*** Opening The data ***

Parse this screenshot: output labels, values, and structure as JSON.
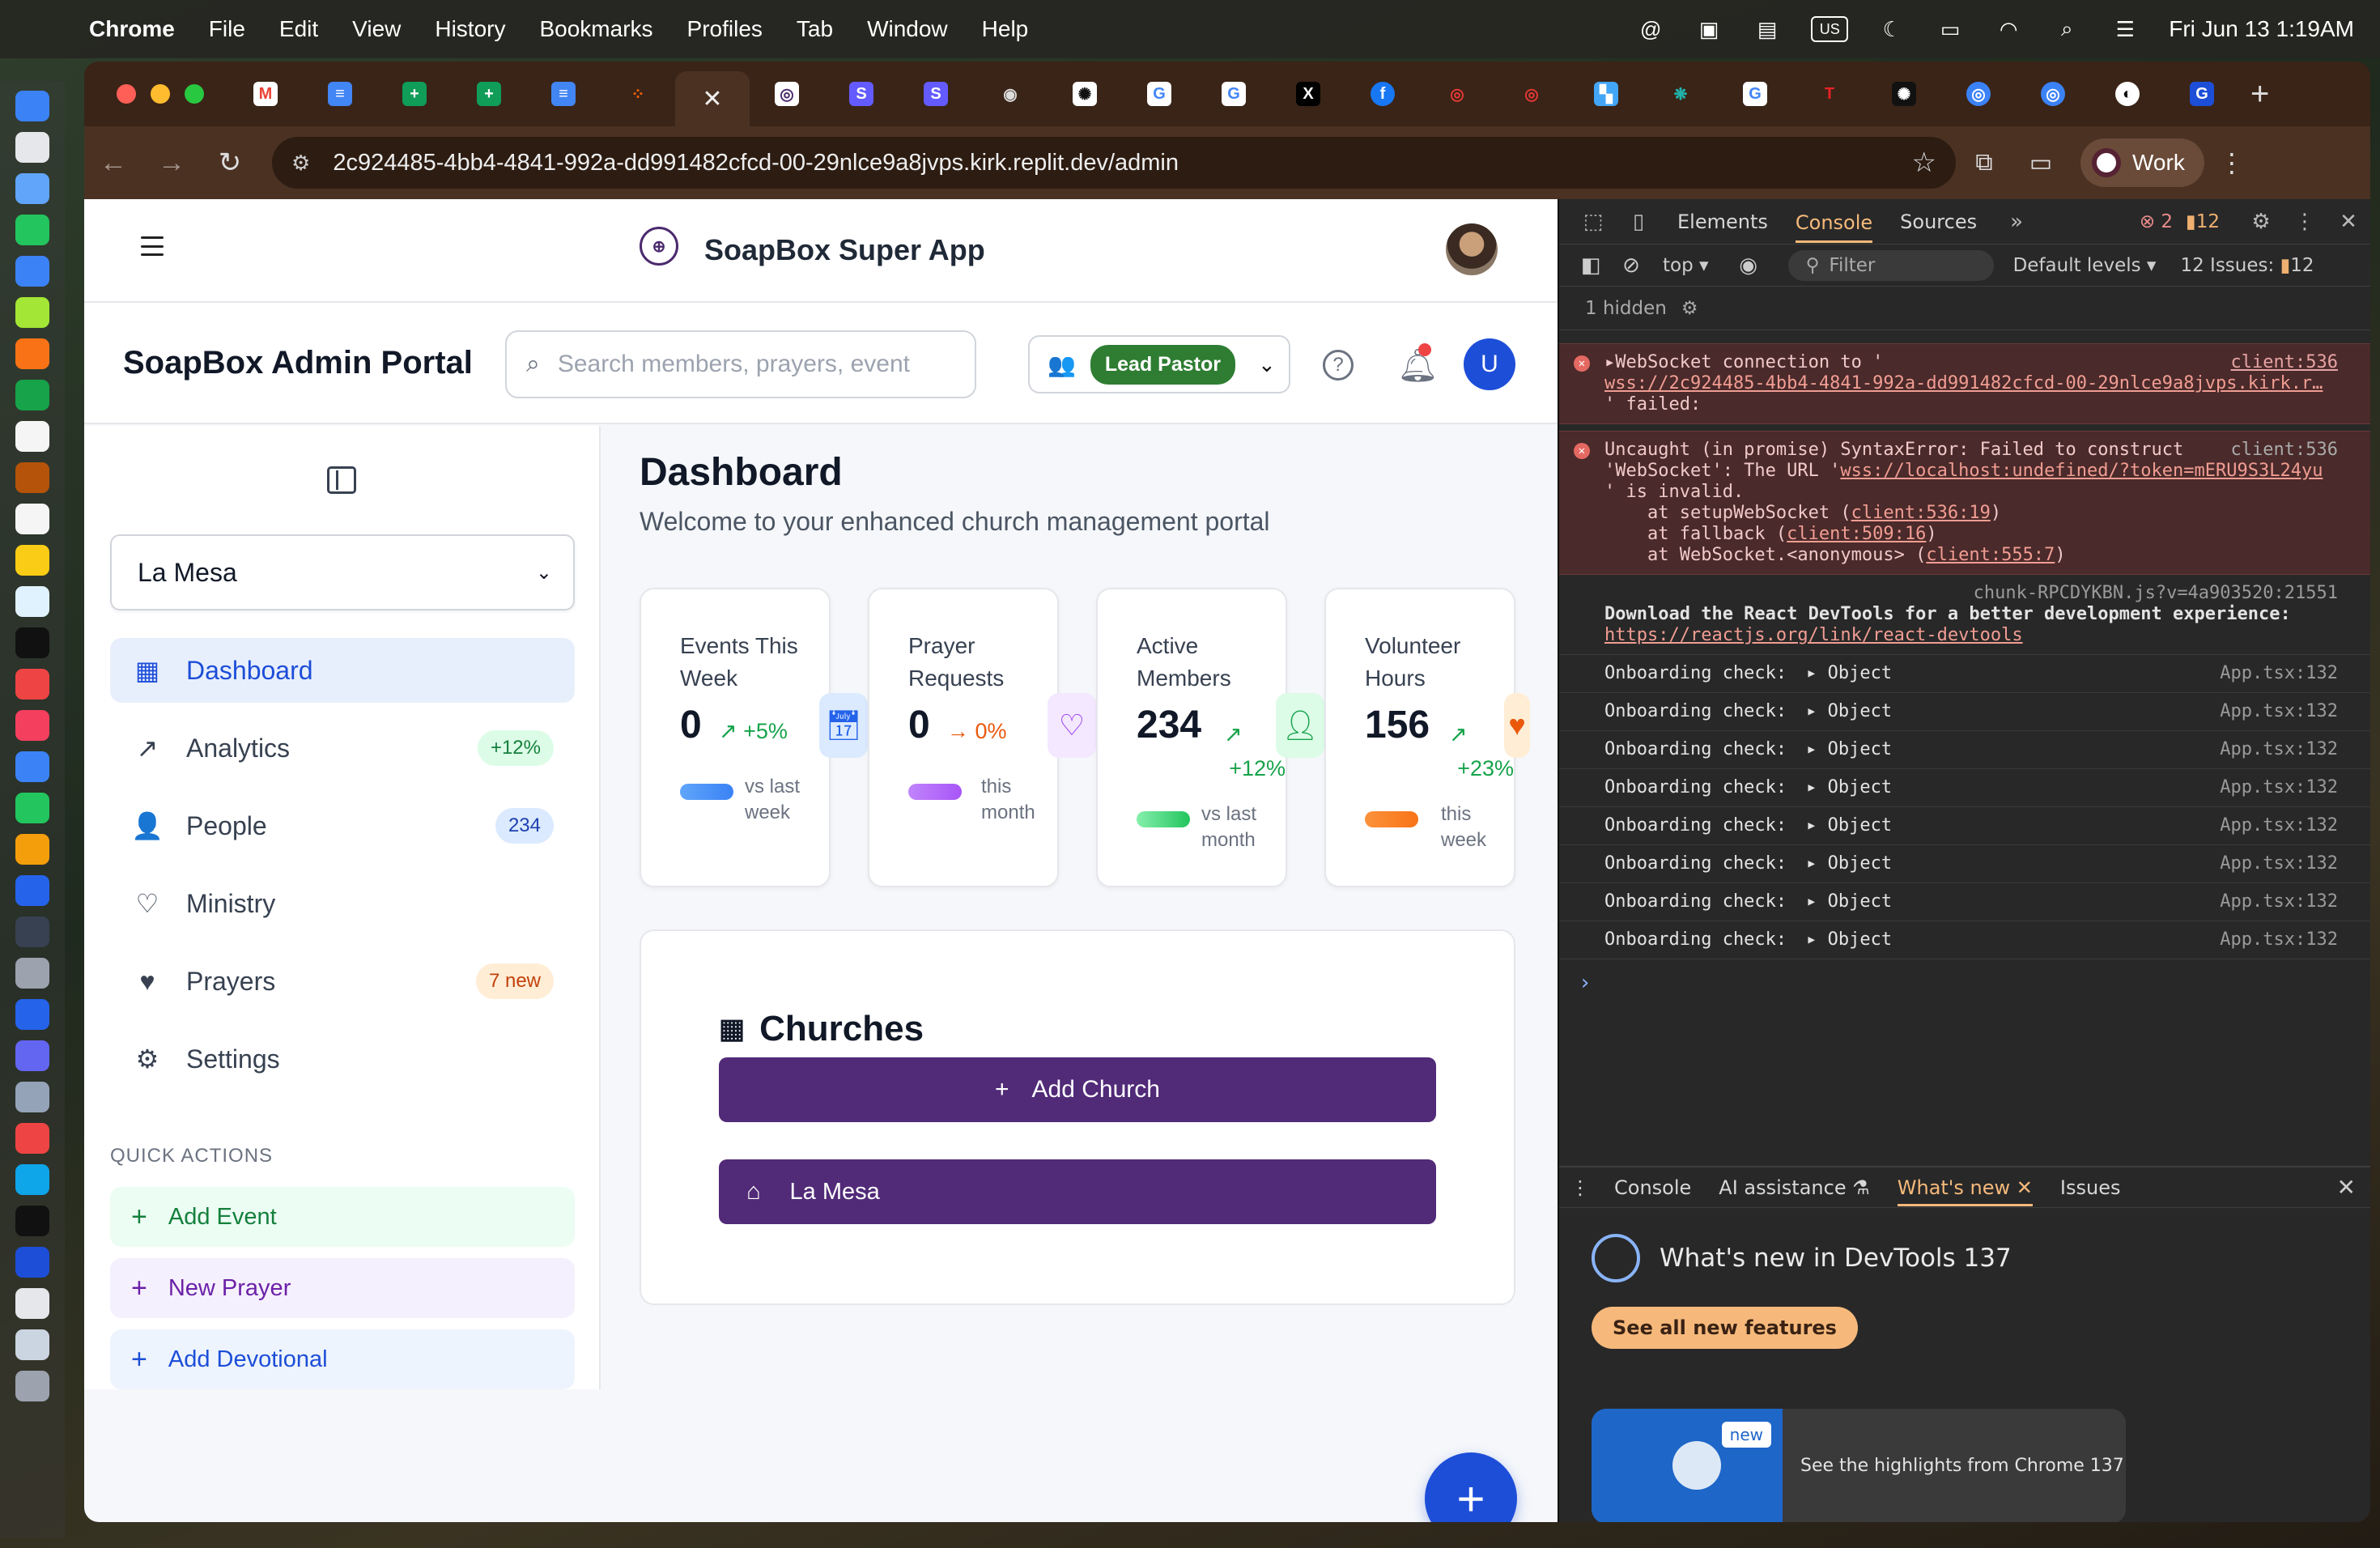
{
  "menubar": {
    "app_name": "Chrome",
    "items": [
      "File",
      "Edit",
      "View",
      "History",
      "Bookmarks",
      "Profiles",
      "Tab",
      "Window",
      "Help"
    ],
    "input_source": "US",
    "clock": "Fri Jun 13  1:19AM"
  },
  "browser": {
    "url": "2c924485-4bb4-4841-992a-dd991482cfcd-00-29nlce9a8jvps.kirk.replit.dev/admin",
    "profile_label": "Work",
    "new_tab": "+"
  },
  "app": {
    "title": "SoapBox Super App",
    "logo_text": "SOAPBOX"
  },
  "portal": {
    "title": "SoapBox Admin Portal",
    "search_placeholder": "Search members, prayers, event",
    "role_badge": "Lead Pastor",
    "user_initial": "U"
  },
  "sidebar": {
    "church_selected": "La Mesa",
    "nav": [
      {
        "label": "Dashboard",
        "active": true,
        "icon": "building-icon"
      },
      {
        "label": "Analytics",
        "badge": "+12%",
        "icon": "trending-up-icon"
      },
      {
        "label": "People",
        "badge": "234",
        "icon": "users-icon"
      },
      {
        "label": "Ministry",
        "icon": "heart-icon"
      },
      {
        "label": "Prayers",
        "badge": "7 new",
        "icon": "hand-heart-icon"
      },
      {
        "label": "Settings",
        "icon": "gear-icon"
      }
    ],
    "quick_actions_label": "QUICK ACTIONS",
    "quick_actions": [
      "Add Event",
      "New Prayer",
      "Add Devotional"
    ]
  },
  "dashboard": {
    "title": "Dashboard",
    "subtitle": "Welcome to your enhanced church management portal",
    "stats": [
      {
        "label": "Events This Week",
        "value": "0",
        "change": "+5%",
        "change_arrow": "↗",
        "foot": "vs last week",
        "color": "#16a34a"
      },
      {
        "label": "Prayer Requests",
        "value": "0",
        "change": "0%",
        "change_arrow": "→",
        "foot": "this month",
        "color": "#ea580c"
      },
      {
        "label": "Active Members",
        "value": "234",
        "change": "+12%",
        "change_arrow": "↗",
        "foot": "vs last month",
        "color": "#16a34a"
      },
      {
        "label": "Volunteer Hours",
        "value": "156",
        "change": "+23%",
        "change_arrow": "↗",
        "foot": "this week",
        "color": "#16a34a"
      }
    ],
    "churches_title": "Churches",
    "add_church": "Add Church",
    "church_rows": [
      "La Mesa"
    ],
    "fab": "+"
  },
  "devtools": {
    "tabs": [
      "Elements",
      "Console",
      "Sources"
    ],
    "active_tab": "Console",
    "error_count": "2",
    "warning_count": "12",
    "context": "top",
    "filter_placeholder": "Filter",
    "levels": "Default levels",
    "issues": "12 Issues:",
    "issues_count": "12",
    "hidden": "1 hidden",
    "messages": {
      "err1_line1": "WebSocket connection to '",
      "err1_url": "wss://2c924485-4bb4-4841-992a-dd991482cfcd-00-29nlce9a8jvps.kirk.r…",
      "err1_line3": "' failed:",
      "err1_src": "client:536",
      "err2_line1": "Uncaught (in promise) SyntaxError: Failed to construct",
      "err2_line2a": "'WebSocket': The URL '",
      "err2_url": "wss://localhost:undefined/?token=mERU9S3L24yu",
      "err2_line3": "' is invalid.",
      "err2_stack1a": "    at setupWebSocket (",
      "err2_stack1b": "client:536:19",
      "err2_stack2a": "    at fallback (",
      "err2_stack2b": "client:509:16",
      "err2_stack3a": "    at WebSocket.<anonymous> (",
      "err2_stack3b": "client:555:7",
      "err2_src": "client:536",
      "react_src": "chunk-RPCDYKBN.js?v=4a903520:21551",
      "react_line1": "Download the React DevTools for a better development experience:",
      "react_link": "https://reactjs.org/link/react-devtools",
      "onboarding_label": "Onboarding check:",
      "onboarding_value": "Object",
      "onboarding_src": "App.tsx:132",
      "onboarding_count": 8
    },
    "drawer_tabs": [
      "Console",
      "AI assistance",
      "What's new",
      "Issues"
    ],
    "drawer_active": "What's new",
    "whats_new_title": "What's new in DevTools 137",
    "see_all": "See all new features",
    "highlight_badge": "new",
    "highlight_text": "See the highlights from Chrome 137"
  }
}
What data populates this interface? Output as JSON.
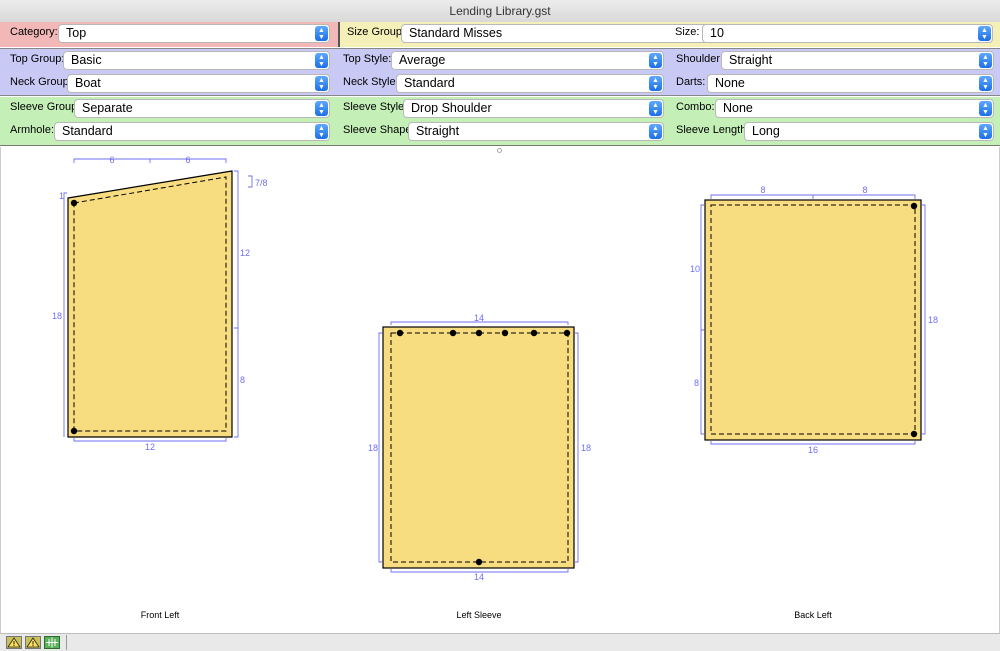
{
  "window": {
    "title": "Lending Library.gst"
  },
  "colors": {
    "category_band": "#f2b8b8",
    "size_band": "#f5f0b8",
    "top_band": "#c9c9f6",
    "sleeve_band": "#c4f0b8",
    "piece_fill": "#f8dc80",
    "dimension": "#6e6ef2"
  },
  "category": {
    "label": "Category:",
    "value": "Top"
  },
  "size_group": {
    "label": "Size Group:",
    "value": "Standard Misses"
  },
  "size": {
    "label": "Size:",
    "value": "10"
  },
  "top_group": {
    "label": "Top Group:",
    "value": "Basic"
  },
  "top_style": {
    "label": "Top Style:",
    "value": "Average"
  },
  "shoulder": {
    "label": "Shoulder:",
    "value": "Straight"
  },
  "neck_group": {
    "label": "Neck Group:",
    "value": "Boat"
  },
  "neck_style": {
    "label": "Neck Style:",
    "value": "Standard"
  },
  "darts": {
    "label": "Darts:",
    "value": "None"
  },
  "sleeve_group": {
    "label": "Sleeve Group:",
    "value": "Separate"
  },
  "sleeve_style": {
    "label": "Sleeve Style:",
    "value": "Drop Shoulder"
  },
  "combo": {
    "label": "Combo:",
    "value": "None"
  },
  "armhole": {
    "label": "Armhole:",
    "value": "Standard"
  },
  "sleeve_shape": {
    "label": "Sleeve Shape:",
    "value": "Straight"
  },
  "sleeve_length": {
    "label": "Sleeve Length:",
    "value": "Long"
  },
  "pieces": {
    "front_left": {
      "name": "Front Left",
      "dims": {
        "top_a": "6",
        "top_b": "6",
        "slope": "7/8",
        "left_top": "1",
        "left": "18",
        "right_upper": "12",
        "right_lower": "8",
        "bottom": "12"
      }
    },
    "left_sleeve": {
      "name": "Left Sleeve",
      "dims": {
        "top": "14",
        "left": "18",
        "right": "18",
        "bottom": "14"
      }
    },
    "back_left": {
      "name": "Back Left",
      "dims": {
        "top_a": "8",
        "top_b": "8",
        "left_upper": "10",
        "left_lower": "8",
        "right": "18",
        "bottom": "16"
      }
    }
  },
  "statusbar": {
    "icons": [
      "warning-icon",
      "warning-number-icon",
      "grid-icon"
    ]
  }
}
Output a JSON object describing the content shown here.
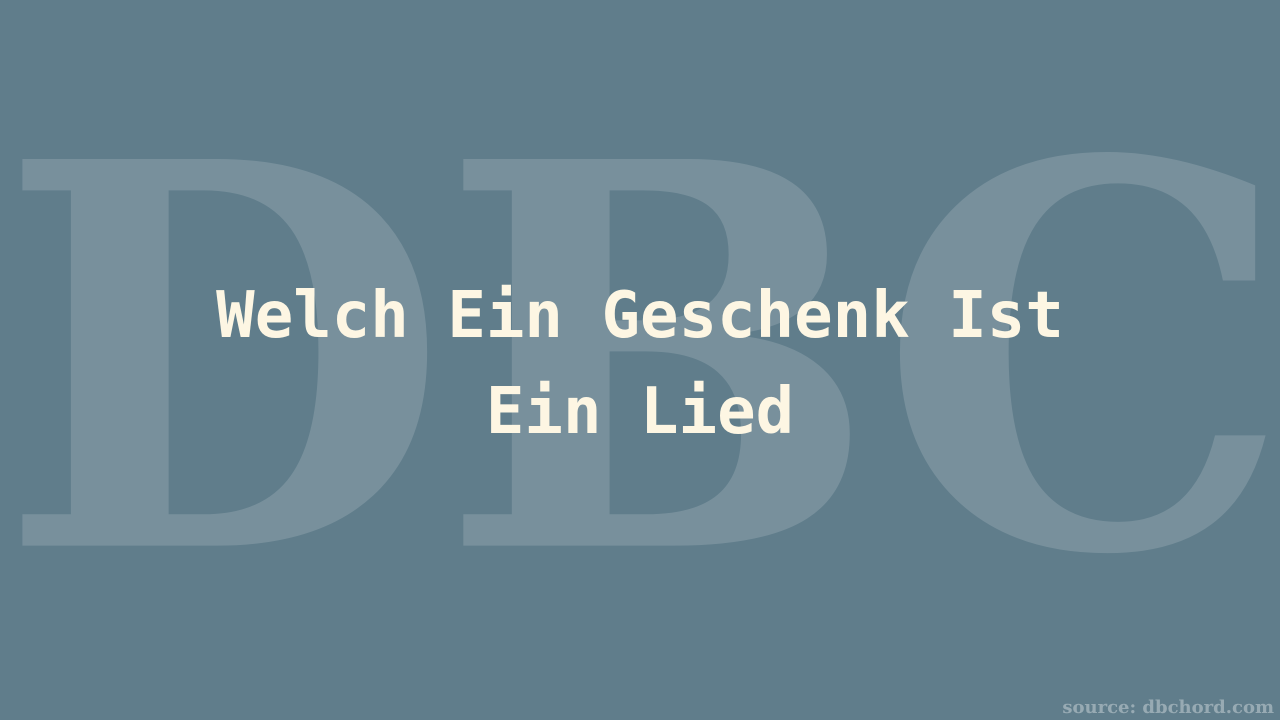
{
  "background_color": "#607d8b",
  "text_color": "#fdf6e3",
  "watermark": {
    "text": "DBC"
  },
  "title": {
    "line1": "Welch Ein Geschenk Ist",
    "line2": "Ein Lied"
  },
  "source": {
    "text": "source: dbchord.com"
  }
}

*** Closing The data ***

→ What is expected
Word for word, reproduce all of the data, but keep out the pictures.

→ Exercise output
Parse this screenshot: output labels, values, and structure as JSON.
{
  "menubar": {
    "app_name": "Chrome",
    "items": [
      "File",
      "Edit",
      "View",
      "History",
      "Bookmarks",
      "Profiles",
      "Tab",
      "Window",
      "Help"
    ],
    "input_source": "US",
    "clock": "Fri Jun 13  1:19AM"
  },
  "browser": {
    "url": "2c924485-4bb4-4841-992a-dd991482cfcd-00-29nlce9a8jvps.kirk.replit.dev/admin",
    "profile_label": "Work",
    "new_tab": "+"
  },
  "app": {
    "title": "SoapBox Super App",
    "logo_text": "SOAPBOX"
  },
  "portal": {
    "title": "SoapBox Admin Portal",
    "search_placeholder": "Search members, prayers, event",
    "role_badge": "Lead Pastor",
    "user_initial": "U"
  },
  "sidebar": {
    "church_selected": "La Mesa",
    "nav": [
      {
        "label": "Dashboard",
        "active": true,
        "icon": "building-icon"
      },
      {
        "label": "Analytics",
        "badge": "+12%",
        "icon": "trending-up-icon"
      },
      {
        "label": "People",
        "badge": "234",
        "icon": "users-icon"
      },
      {
        "label": "Ministry",
        "icon": "heart-icon"
      },
      {
        "label": "Prayers",
        "badge": "7 new",
        "icon": "hand-heart-icon"
      },
      {
        "label": "Settings",
        "icon": "gear-icon"
      }
    ],
    "quick_actions_label": "QUICK ACTIONS",
    "quick_actions": [
      "Add Event",
      "New Prayer",
      "Add Devotional"
    ]
  },
  "dashboard": {
    "title": "Dashboard",
    "subtitle": "Welcome to your enhanced church management portal",
    "stats": [
      {
        "label": "Events This Week",
        "value": "0",
        "change": "+5%",
        "change_arrow": "↗",
        "foot": "vs last week",
        "color": "#16a34a"
      },
      {
        "label": "Prayer Requests",
        "value": "0",
        "change": "0%",
        "change_arrow": "→",
        "foot": "this month",
        "color": "#ea580c"
      },
      {
        "label": "Active Members",
        "value": "234",
        "change": "+12%",
        "change_arrow": "↗",
        "foot": "vs last month",
        "color": "#16a34a"
      },
      {
        "label": "Volunteer Hours",
        "value": "156",
        "change": "+23%",
        "change_arrow": "↗",
        "foot": "this week",
        "color": "#16a34a"
      }
    ],
    "churches_title": "Churches",
    "add_church": "Add Church",
    "church_rows": [
      "La Mesa"
    ],
    "fab": "+"
  },
  "devtools": {
    "tabs": [
      "Elements",
      "Console",
      "Sources"
    ],
    "active_tab": "Console",
    "error_count": "2",
    "warning_count": "12",
    "context": "top",
    "filter_placeholder": "Filter",
    "levels": "Default levels",
    "issues": "12 Issues:",
    "issues_count": "12",
    "hidden": "1 hidden",
    "messages": {
      "err1_line1": "WebSocket connection to '",
      "err1_url": "wss://2c924485-4bb4-4841-992a-dd991482cfcd-00-29nlce9a8jvps.kirk.r…",
      "err1_line3": "' failed:",
      "err1_src": "client:536",
      "err2_line1": "Uncaught (in promise) SyntaxError: Failed to construct",
      "err2_line2a": "'WebSocket': The URL '",
      "err2_url": "wss://localhost:undefined/?token=mERU9S3L24yu",
      "err2_line3": "' is invalid.",
      "err2_stack1a": "    at setupWebSocket (",
      "err2_stack1b": "client:536:19",
      "err2_stack2a": "    at fallback (",
      "err2_stack2b": "client:509:16",
      "err2_stack3a": "    at WebSocket.<anonymous> (",
      "err2_stack3b": "client:555:7",
      "err2_src": "client:536",
      "react_src": "chunk-RPCDYKBN.js?v=4a903520:21551",
      "react_line1": "Download the React DevTools for a better development experience:",
      "react_link": "https://reactjs.org/link/react-devtools",
      "onboarding_label": "Onboarding check:",
      "onboarding_value": "Object",
      "onboarding_src": "App.tsx:132",
      "onboarding_count": 8
    },
    "drawer_tabs": [
      "Console",
      "AI assistance",
      "What's new",
      "Issues"
    ],
    "drawer_active": "What's new",
    "whats_new_title": "What's new in DevTools 137",
    "see_all": "See all new features",
    "highlight_badge": "new",
    "highlight_text": "See the highlights from Chrome 137"
  }
}
What data populates this interface? Output as JSON.
{
  "window": {
    "title": "Lending Library.gst"
  },
  "colors": {
    "category_band": "#f2b8b8",
    "size_band": "#f5f0b8",
    "top_band": "#c9c9f6",
    "sleeve_band": "#c4f0b8",
    "piece_fill": "#f8dc80",
    "dimension": "#6e6ef2"
  },
  "category": {
    "label": "Category:",
    "value": "Top"
  },
  "size_group": {
    "label": "Size Group:",
    "value": "Standard Misses"
  },
  "size": {
    "label": "Size:",
    "value": "10"
  },
  "top_group": {
    "label": "Top Group:",
    "value": "Basic"
  },
  "top_style": {
    "label": "Top Style:",
    "value": "Average"
  },
  "shoulder": {
    "label": "Shoulder:",
    "value": "Straight"
  },
  "neck_group": {
    "label": "Neck Group:",
    "value": "Boat"
  },
  "neck_style": {
    "label": "Neck Style:",
    "value": "Standard"
  },
  "darts": {
    "label": "Darts:",
    "value": "None"
  },
  "sleeve_group": {
    "label": "Sleeve Group:",
    "value": "Separate"
  },
  "sleeve_style": {
    "label": "Sleeve Style:",
    "value": "Drop Shoulder"
  },
  "combo": {
    "label": "Combo:",
    "value": "None"
  },
  "armhole": {
    "label": "Armhole:",
    "value": "Standard"
  },
  "sleeve_shape": {
    "label": "Sleeve Shape:",
    "value": "Straight"
  },
  "sleeve_length": {
    "label": "Sleeve Length:",
    "value": "Long"
  },
  "pieces": {
    "front_left": {
      "name": "Front Left",
      "dims": {
        "top_a": "6",
        "top_b": "6",
        "slope": "7/8",
        "left_top": "1",
        "left": "18",
        "right_upper": "12",
        "right_lower": "8",
        "bottom": "12"
      }
    },
    "left_sleeve": {
      "name": "Left Sleeve",
      "dims": {
        "top": "14",
        "left": "18",
        "right": "18",
        "bottom": "14"
      }
    },
    "back_left": {
      "name": "Back Left",
      "dims": {
        "top_a": "8",
        "top_b": "8",
        "left_upper": "10",
        "left_lower": "8",
        "right": "18",
        "bottom": "16"
      }
    }
  },
  "statusbar": {
    "icons": [
      "warning-icon",
      "warning-number-icon",
      "grid-icon"
    ]
  }
}
Output a JSON object describing the content shown here.
{
  "background_color": "#607d8b",
  "text_color": "#fdf6e3",
  "watermark": {
    "text": "DBC"
  },
  "title": {
    "line1": "Welch Ein Geschenk Ist",
    "line2": "Ein Lied"
  },
  "source": {
    "text": "source: dbchord.com"
  }
}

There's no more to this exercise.